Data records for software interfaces
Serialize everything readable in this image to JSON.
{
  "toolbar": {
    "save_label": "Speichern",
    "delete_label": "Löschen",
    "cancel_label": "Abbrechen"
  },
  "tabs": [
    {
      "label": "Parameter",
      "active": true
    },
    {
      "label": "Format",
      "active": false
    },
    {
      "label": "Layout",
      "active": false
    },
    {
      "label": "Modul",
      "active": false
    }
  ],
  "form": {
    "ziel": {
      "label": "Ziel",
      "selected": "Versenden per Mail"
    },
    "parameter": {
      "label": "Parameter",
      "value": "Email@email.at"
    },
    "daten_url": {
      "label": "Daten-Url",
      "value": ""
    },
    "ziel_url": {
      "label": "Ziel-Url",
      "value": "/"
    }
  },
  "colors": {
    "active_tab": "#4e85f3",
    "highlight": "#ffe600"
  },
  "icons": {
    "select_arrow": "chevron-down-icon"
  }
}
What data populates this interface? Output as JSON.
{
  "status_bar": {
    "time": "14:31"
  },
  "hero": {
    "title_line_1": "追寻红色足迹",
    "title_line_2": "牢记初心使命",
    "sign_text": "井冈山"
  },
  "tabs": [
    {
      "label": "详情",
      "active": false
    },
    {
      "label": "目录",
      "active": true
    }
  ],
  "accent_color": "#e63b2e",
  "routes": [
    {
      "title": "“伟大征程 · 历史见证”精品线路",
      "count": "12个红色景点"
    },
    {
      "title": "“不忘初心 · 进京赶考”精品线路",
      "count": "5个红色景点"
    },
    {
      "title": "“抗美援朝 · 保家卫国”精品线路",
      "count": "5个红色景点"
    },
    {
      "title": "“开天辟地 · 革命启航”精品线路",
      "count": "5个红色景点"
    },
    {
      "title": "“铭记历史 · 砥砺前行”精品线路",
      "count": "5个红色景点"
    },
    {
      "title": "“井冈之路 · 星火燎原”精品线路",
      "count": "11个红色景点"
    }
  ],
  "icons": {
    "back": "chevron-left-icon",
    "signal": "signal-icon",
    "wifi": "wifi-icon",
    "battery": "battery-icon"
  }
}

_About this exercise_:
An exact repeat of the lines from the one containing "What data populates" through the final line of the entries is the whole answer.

_Exercise answer_:
What data populates this interface? Output as JSON.
{
  "status_bar": {
    "time": "14:31"
  },
  "hero": {
    "title_line_1": "追寻红色足迹",
    "title_line_2": "牢记初心使命",
    "sign_text": "井冈山"
  },
  "tabs": [
    {
      "label": "详情",
      "active": false
    },
    {
      "label": "目录",
      "active": true
    }
  ],
  "accent_color": "#e63b2e",
  "routes": [
    {
      "title": "“伟大征程 · 历史见证”精品线路",
      "count": "12个红色景点"
    },
    {
      "title": "“不忘初心 · 进京赶考”精品线路",
      "count": "5个红色景点"
    },
    {
      "title": "“抗美援朝 · 保家卫国”精品线路",
      "count": "5个红色景点"
    },
    {
      "title": "“开天辟地 · 革命启航”精品线路",
      "count": "5个红色景点"
    },
    {
      "title": "“铭记历史 · 砥砺前行”精品线路",
      "count": "5个红色景点"
    },
    {
      "title": "“井冈之路 · 星火燎原”精品线路",
      "count": "11个红色景点"
    }
  ],
  "icons": {
    "back": "chevron-left-icon",
    "signal": "signal-icon",
    "wifi": "wifi-icon",
    "battery": "battery-icon"
  }
}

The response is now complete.